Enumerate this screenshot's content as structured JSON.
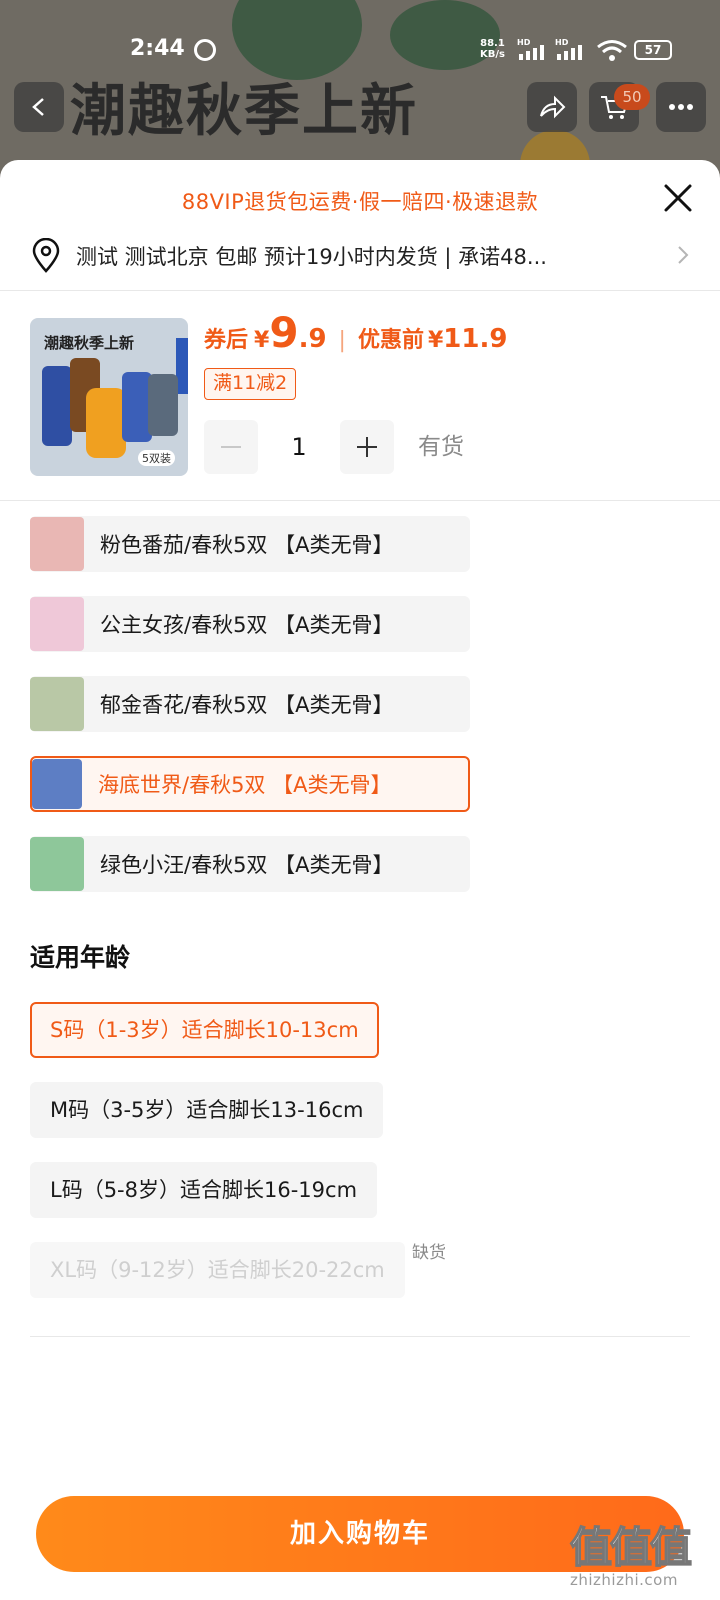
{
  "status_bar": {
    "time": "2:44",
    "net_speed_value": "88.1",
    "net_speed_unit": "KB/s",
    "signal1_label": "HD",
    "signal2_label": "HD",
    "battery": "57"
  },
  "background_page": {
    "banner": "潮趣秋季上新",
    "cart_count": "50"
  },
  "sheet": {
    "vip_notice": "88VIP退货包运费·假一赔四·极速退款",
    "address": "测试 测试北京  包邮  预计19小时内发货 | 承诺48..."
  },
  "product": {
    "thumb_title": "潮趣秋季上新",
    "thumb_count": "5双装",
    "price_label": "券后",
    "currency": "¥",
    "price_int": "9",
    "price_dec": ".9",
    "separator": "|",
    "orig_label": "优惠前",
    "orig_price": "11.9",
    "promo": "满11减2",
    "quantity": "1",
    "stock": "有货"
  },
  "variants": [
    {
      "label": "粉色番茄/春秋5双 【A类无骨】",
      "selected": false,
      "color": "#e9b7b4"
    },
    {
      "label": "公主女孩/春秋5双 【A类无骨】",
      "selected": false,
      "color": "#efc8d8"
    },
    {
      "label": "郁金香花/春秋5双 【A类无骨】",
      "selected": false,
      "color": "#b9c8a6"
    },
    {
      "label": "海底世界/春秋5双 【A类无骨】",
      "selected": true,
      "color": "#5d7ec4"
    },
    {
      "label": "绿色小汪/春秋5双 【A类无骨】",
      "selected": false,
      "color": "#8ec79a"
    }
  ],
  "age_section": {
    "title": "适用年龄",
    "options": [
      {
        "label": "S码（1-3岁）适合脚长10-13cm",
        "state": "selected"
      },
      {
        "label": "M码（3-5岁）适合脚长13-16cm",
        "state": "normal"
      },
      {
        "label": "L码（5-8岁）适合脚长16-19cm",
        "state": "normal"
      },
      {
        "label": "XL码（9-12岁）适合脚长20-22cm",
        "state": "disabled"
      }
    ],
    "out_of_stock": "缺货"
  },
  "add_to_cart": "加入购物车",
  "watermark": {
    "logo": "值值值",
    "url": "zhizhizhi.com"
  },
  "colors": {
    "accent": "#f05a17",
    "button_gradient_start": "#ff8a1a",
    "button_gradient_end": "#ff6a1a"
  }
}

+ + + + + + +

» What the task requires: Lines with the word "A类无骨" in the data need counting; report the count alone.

» Result of this task: 5